▶ **Your goal**
Using the listing that follows, filter out every line lacking the string "numero" and return the rest.

▶ **Data shown**
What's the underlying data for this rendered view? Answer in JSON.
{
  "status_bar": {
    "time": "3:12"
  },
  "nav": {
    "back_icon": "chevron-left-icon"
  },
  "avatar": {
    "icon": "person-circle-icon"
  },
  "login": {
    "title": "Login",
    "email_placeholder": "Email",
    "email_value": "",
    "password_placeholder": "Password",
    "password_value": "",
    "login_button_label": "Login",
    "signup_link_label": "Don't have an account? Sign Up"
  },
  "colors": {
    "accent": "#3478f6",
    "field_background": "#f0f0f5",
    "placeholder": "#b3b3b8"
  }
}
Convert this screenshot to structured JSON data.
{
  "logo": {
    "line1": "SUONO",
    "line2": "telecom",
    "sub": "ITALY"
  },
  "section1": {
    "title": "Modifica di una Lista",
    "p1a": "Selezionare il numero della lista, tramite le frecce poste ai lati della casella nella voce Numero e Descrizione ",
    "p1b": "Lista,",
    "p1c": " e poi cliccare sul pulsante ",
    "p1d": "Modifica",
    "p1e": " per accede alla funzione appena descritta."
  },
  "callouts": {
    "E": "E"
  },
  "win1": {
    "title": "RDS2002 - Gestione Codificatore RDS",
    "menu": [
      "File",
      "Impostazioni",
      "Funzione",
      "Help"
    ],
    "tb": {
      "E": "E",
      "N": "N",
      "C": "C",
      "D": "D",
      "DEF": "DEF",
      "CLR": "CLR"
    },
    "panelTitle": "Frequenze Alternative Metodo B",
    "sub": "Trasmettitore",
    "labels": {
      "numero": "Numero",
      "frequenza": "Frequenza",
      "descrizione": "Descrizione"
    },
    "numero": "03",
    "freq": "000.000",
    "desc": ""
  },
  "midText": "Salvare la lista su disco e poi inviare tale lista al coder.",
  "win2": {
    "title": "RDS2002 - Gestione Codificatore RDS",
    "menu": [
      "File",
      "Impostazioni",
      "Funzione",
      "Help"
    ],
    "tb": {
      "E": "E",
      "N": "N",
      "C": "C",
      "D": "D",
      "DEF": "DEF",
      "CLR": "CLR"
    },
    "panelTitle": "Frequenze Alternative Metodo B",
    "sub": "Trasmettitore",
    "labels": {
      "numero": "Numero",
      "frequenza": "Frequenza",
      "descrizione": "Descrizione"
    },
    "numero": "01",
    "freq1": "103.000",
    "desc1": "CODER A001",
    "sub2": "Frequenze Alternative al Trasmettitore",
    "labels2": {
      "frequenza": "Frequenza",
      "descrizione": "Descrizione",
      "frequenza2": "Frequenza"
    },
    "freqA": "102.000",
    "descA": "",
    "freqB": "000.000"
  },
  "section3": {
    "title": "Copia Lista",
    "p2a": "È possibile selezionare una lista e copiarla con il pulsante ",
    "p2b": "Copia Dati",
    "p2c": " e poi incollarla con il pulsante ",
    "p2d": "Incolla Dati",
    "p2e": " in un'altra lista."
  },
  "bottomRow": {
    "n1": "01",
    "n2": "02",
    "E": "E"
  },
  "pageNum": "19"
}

▶ **Response to the exercise**
    "p1a": "Selezionare il numero della lista, tramite le frecce poste ai lati della casella nella voce Numero e Descrizione ",
      "numero": "Numero",
    "numero": "03",
      "numero": "Numero",
    "numero": "01",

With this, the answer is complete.